Although office modems from the 1980s use one to send computer data to telephone’s handset microphone, is sound still a viable way to wirelessly send computer data?
By: Ringo Bones
At least it is wireless, but whether it is a brand spanking new way to send data wirelessly is another question entirely. Chirp is a UK based tech firm founded in 2011 with Moran Lerner as the current chief executive officer has developed a technology that uses sound waves – as in sonically - to send computer data instead of the gigahertz frequency radio waves used by a typical WiFi. According to Chirp, this wireless computer data transmitting system was not meant to compete with Bluetooth and Wi Fi, but was meant to complement it.
Using the principle of “sonic barcode”, any device with a built-in loudspeaker can transmit data via Chirp – though only within earshot of the devices. Despite its limited range, Chirp could prove useful in areas where there are restrictions in radio frequency emissions – i.e. in mining operations especially during blasting, etc.

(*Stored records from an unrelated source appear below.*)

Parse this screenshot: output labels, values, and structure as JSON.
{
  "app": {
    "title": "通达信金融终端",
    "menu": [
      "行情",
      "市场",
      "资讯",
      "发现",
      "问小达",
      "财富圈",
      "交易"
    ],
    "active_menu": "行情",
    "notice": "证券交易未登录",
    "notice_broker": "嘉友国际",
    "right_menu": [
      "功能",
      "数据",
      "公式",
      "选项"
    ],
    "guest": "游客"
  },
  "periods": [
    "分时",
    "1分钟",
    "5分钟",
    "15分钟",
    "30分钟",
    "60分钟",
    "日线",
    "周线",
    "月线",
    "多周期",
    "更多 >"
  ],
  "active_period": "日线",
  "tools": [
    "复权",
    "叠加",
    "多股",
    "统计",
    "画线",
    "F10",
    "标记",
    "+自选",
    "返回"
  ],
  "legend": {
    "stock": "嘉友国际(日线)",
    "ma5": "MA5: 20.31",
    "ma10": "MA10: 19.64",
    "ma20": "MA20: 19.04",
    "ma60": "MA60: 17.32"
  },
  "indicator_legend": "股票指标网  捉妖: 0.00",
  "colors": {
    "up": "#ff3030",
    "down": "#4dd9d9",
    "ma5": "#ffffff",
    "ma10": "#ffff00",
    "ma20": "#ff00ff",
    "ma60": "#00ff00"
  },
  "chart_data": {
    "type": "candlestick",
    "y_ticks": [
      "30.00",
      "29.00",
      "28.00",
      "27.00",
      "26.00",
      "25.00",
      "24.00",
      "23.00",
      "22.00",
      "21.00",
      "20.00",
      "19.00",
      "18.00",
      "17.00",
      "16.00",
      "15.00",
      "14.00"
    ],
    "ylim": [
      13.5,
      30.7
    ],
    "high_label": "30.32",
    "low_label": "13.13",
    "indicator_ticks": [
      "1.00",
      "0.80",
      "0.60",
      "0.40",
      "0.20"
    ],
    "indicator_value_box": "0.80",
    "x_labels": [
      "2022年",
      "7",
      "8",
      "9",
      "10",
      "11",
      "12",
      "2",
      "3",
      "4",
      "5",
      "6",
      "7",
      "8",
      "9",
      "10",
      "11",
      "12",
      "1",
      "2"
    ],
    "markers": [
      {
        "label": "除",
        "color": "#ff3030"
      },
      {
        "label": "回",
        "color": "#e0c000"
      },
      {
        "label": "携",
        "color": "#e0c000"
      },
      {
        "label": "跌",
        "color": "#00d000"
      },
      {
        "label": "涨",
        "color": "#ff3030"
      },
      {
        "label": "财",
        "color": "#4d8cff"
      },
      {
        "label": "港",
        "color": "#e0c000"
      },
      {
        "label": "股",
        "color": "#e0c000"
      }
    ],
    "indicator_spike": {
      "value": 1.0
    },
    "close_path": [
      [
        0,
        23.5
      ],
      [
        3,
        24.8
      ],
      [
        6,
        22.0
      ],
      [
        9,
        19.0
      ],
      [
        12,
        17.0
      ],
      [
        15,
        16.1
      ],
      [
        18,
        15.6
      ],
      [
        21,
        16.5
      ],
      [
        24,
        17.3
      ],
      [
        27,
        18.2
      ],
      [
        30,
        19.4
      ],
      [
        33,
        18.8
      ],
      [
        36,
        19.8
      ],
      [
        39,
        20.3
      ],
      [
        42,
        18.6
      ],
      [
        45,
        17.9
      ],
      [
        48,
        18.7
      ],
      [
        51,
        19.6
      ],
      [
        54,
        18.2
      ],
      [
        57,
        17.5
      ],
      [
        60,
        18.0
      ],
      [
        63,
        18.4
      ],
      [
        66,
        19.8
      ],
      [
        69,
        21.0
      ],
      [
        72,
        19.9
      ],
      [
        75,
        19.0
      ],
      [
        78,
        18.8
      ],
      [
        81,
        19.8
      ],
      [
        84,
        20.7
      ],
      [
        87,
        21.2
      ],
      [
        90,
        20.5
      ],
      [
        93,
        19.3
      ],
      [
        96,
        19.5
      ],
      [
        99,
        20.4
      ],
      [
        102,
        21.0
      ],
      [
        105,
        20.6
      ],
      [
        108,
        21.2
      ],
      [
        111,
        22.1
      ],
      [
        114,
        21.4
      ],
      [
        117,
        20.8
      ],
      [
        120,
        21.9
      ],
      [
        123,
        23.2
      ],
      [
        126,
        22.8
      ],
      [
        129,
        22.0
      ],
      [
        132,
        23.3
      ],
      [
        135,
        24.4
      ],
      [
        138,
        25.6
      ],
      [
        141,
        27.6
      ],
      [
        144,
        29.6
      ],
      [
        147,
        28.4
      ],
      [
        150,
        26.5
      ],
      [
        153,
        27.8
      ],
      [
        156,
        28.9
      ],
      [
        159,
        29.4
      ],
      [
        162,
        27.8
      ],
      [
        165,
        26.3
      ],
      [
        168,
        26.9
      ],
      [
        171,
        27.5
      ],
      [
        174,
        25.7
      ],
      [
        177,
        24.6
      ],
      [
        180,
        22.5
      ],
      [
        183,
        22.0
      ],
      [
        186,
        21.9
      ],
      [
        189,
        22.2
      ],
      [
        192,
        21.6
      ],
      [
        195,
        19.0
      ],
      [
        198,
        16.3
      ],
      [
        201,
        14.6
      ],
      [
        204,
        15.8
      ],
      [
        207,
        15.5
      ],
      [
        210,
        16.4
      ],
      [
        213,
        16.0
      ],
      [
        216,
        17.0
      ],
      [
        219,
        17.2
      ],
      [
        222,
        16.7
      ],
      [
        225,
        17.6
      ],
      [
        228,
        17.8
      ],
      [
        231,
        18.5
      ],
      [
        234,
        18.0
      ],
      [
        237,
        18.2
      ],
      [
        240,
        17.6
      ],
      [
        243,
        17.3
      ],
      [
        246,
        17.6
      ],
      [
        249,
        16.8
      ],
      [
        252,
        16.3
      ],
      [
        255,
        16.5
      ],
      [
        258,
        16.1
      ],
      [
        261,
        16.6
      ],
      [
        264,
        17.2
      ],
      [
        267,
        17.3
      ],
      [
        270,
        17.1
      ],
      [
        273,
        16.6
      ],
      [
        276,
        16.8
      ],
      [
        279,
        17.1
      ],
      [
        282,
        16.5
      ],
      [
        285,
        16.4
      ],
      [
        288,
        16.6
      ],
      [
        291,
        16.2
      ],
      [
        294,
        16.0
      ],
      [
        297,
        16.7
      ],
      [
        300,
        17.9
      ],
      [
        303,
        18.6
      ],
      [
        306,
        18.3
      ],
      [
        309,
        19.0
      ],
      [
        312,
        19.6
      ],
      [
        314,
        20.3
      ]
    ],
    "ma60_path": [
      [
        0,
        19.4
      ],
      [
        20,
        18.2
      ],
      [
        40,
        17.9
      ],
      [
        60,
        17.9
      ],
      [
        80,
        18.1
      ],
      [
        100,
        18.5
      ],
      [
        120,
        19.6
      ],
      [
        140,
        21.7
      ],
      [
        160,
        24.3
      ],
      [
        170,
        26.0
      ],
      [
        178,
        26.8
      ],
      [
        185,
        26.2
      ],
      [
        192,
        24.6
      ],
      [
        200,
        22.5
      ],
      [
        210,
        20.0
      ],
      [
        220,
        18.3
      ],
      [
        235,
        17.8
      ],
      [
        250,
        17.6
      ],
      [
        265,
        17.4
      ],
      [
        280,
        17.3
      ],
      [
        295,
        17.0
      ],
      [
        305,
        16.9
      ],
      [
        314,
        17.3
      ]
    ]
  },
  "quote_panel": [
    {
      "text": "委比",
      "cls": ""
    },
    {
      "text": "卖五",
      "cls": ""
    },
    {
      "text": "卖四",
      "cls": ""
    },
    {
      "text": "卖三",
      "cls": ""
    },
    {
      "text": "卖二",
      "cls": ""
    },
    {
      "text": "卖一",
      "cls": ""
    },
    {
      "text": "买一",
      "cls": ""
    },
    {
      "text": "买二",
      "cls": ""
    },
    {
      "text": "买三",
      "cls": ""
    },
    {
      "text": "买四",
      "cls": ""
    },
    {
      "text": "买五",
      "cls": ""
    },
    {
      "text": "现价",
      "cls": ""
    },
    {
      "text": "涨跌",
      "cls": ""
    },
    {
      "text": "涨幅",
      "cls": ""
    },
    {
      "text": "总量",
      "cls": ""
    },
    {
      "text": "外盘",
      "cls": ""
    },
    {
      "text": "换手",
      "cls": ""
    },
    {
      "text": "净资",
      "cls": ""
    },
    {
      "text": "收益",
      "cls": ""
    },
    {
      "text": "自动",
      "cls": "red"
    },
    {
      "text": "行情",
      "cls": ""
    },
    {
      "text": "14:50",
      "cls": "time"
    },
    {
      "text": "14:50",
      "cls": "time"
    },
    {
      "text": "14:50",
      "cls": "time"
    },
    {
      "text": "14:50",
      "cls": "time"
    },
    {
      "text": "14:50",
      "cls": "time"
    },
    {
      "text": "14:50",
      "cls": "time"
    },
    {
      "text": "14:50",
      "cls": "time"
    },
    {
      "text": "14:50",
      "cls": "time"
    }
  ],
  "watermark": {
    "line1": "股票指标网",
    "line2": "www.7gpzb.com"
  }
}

Chirp could also prove useful to areas declared as “safe-zones” for persons with RF sensitivity where sonic data transmission is the only way to stay connected.